Upland Restoration

Since European-American settlement of the watershed in the 1870’s, land management practices and fire suppression have disrupted the natural wildfire intervals in several upland forested vegetation types including: pinyon pine-juniper, ponderosa pine, aspen, and mixed conifer. In doing so, much of the present-day forests are in decline and susceptible to large scale uncharacteristic wildfires. Wildfire modeling of the watershed shows that the ponderosa pine timber type has the highest potential for uncharacteristic wildfire. Large scale uncharacteristic wildfire(s) have the potential to cause major disruptions and negative impacts to the watershed and its important attributes (i.e. native fish habitat, culinary and irrigation water, etc.).

The Uplands Restoration Committee was created to examine and address the causes of decline in coverage, health, and resiliency of forests in the headwaters of the Escalante River Watershed. The goal of the committee is to improve upland vegetation habitat through site assessments, data gathering, restoration actions, monitoring, and maintenance.

Opportunities for much of the committees’ work centers on Dixie National Forest which encompasses almost all of the Escalante River watershed headwaters and high elevation uplands. For more information on the committee, contact Terry De Lay at terence.delay@usda.gov or at 435-826-5401.

Wildfire Mitigation

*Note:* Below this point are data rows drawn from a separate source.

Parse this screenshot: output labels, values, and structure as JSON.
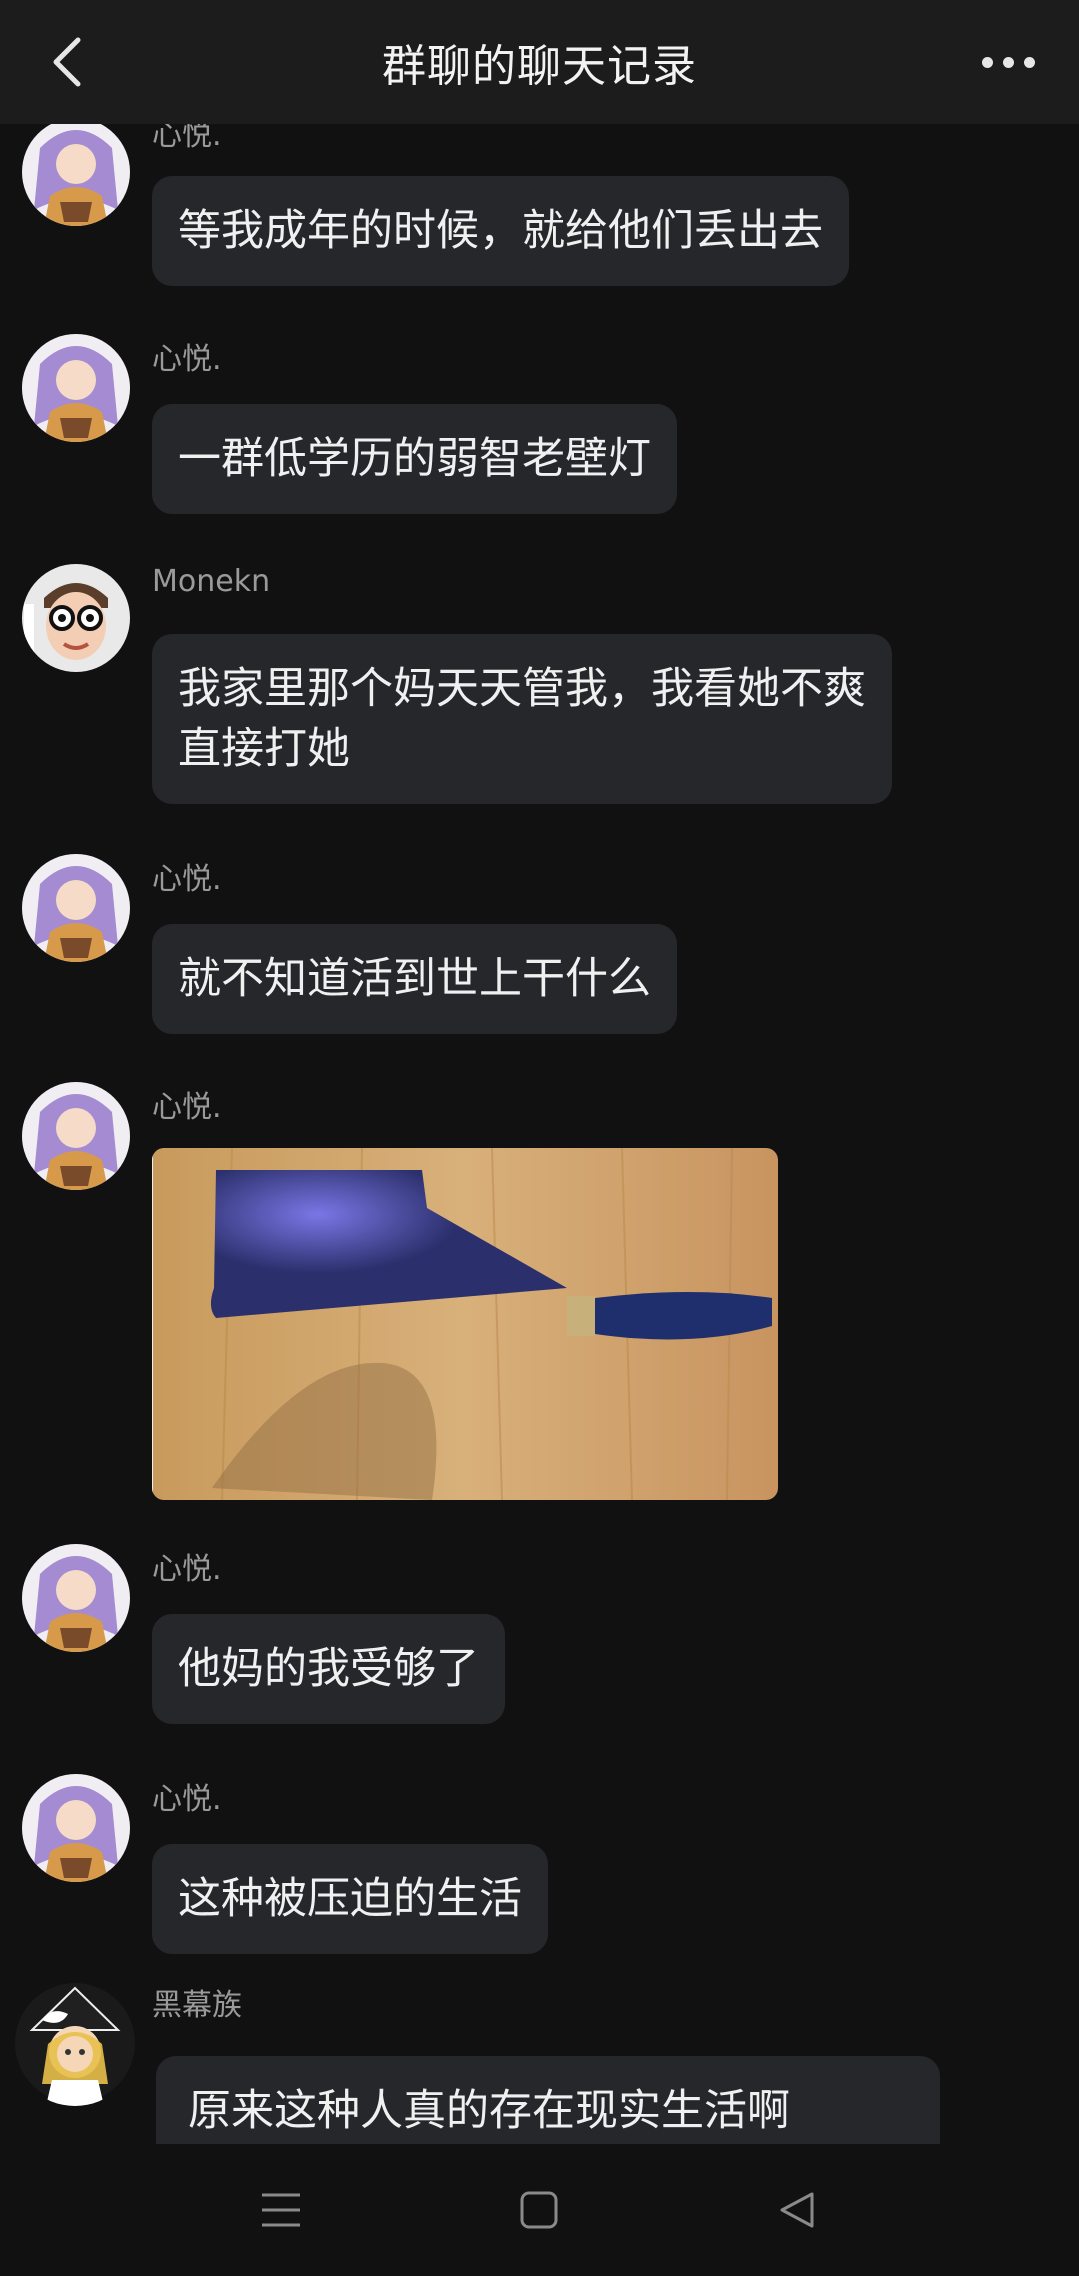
{
  "header": {
    "title": "群聊的聊天记录",
    "back_icon": "chevron-left-icon",
    "more_icon": "more-horizontal-icon"
  },
  "messages": [
    {
      "sender": "心悦.",
      "text": "等我成年的时候，就给他们丢出去",
      "type": "text",
      "avatar": "anime-girl-avatar"
    },
    {
      "sender": "心悦.",
      "text": "一群低学历的弱智老壁灯",
      "type": "text",
      "avatar": "anime-girl-avatar"
    },
    {
      "sender": "Monekn",
      "text": "我家里那个妈天天管我，我看她不爽直接打她",
      "type": "text",
      "avatar": "glasses-boy-avatar"
    },
    {
      "sender": "心悦.",
      "text": "就不知道活到世上干什么",
      "type": "text",
      "avatar": "anime-girl-avatar"
    },
    {
      "sender": "心悦.",
      "text": "",
      "type": "image",
      "image_desc": "cleaver-photo",
      "avatar": "anime-girl-avatar"
    },
    {
      "sender": "心悦.",
      "text": "他妈的我受够了",
      "type": "text",
      "avatar": "anime-girl-avatar"
    },
    {
      "sender": "心悦.",
      "text": "这种被压迫的生活",
      "type": "text",
      "avatar": "anime-girl-avatar"
    },
    {
      "sender": "黑幕族",
      "text": "原来这种人真的存在现实生活啊",
      "type": "text",
      "avatar": "witch-girl-avatar"
    }
  ],
  "navbar": {
    "menu_icon": "menu-icon",
    "home_icon": "square-home-icon",
    "back_icon": "triangle-back-icon"
  },
  "colors": {
    "background": "#111112",
    "header": "#1c1c1d",
    "bubble": "#26272b",
    "sender_name": "#9a9a9a"
  }
}
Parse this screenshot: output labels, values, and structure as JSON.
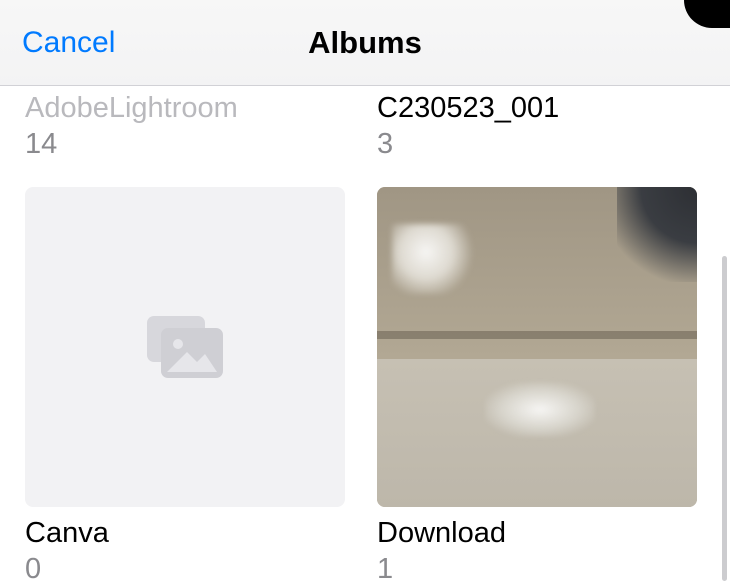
{
  "nav": {
    "cancel": "Cancel",
    "title": "Albums"
  },
  "partial_albums": [
    {
      "name": "AdobeLightroom",
      "count": "14",
      "faded": true
    },
    {
      "name": "C230523_001",
      "count": "3",
      "faded": false
    }
  ],
  "albums": [
    {
      "name": "Canva",
      "count": "0",
      "empty": true
    },
    {
      "name": "Download",
      "count": "1",
      "empty": false
    }
  ]
}
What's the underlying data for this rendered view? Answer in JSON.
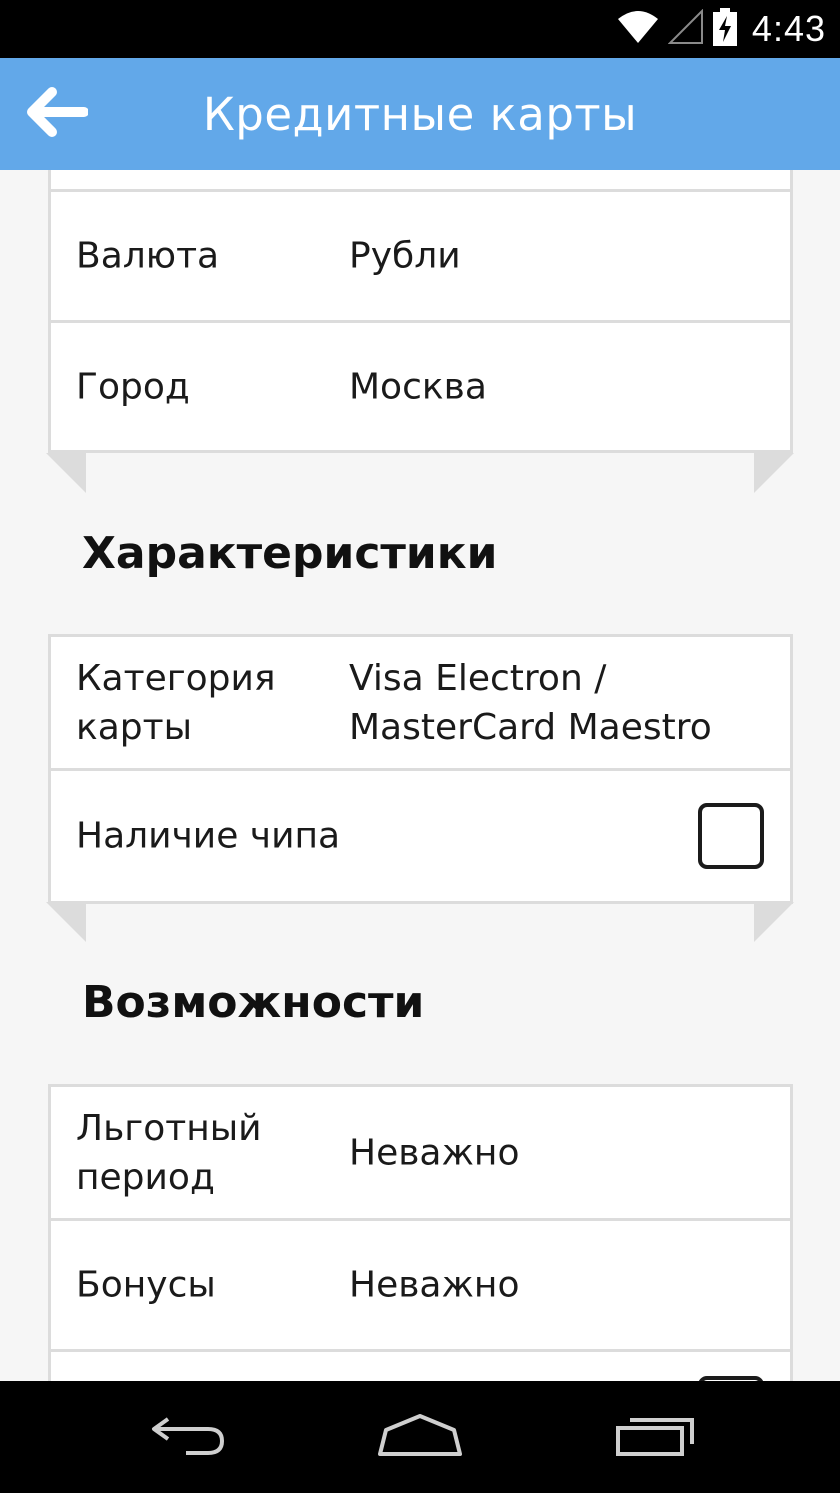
{
  "status_bar": {
    "time": "4:43",
    "icons": [
      "wifi-icon",
      "cell-signal-icon",
      "battery-charging-icon"
    ]
  },
  "app_bar": {
    "title": "Кредитные карты",
    "back_icon": "arrow-left-icon"
  },
  "general_card": {
    "rows": [
      {
        "label": "Валюта",
        "value": "Рубли"
      },
      {
        "label": "Город",
        "value": "Москва"
      }
    ]
  },
  "characteristics": {
    "title": "Характеристики",
    "rows": [
      {
        "label": "Категория\nкарты",
        "value": "Visa Electron /\nMasterCard Maestro"
      },
      {
        "label": "Наличие чипа",
        "checked": false
      }
    ]
  },
  "features": {
    "title": "Возможности",
    "rows": [
      {
        "label": "Льготный\nпериод",
        "value": "Неважно"
      },
      {
        "label": "Бонусы",
        "value": "Неважно"
      }
    ]
  },
  "nav_bar": {
    "icons": [
      "back-nav-icon",
      "home-nav-icon",
      "recents-nav-icon"
    ]
  },
  "colors": {
    "app_bar": "#62a8e9",
    "background": "#f6f6f6",
    "card_border": "#dcdcdc"
  }
}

Since it has the greatest need, much of the current uplands restoration work is being conducted in the ponderosa pine timber type through a combination of mechanical fuels reduction and prescribed fire treatments. Current projects being implemented on the Forest include Stump Springs, Upper Valley, Main Canyon, Hungry Creek Farm Bill, and Pretty Tree Bench.

The Dixie National Forest is currently working on the Hungry Creek environmental analysis of 100,000 acres of uplands restoration within the watershed. Containing the two primary headwater watersheds, North Creek and Pine Creek, the project is looking to reduce the chances of uncharacteristic wildfire impacting this area. Along with native populations of Colorado River Cutthroat trout, the two watersheds provide the primary source of both culinary and irrigation water to the town of Escalante. Project is comprehensive in that it proposes to treat all four timber types identified for restoration with an emphasis on ponderosa pine and aspen types.

Research & Data Collection

The Uplands Restoration Committee through the Dixie National Forest is involved with an effort by the Utah Division of Wildlife Resources (UDWR) and the Nature Conservancy in using their Landscape Conservation Forecasting model to look at existing vegetation versus desired vegetation conditions across the entire Escalante Headwaters and Aquarius Plateau. UDWR provide initial funding for the two-year analysis which was started during the spring of 2021. Modeling will further help in identifying priority areas for upland restoration treatments.